Extreme programming does not work too well with "tradititional languages".
It works well with the lisp/scheme/python and maybe ruby family
The reason is that in lisp/python (i am not sure about ruby)
you have a console which you can enter language definitions ie: define function etc at runtime
where comes the power of this.
a good example is where you have a large database csv data that has to be parsed.
to load the data because it is so large lets say takes 10 minutes.
so in ur handy console you create a function to load the data into some sort of data structure.
u then from console in lisp compile the function (into actual machine instructions, in pythons case it goes to byte-code).
you then load ur data.
next u create a function to do queries against it.
in the traditional language, you would have to recompile, reload data, losing 10 minutes.
in lisp/python you just compile the function,
and then run it, if it has a bug, in lisp you can walk its stack, and abort, get back to console and fix.

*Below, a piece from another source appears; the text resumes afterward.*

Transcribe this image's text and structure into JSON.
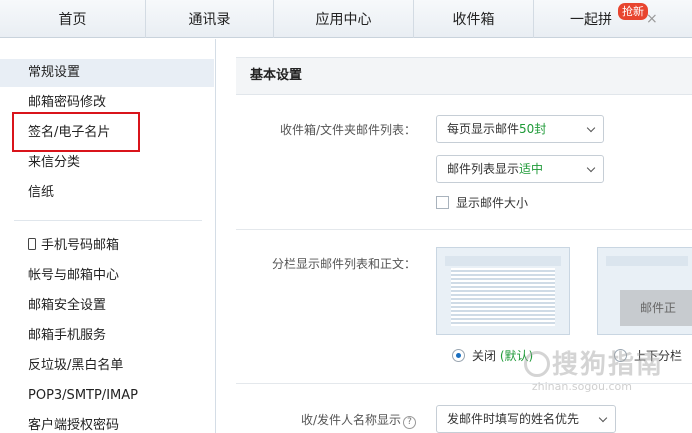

in C/C++/php etc u would have to recompile the entire proggie and restart. (hence losing the 10 minutes)
in the case of OO in lisp's case, (and probably python) you could include into the class a version stamp in the class.
you create an object
then u decide to change the class definition of the object.
you can then create an "update" function that walks the objects created.
it will then update at runtime ur already created objects.
this is not only very powerful for testing new ideas quickly, but also for other things.
like lets say you where serializing the objects, and saving them, to reload later.
well as u reload the object off the disk, if it is an earlier version, it will automatically update them.
this is extremely powerful for things like object databases. http://www.zope.org/Documentation/Articles/ZODB1
all of the complexity of a traditional database is gone.
anyway in a nutshell if u are using php it probably is a waste of time.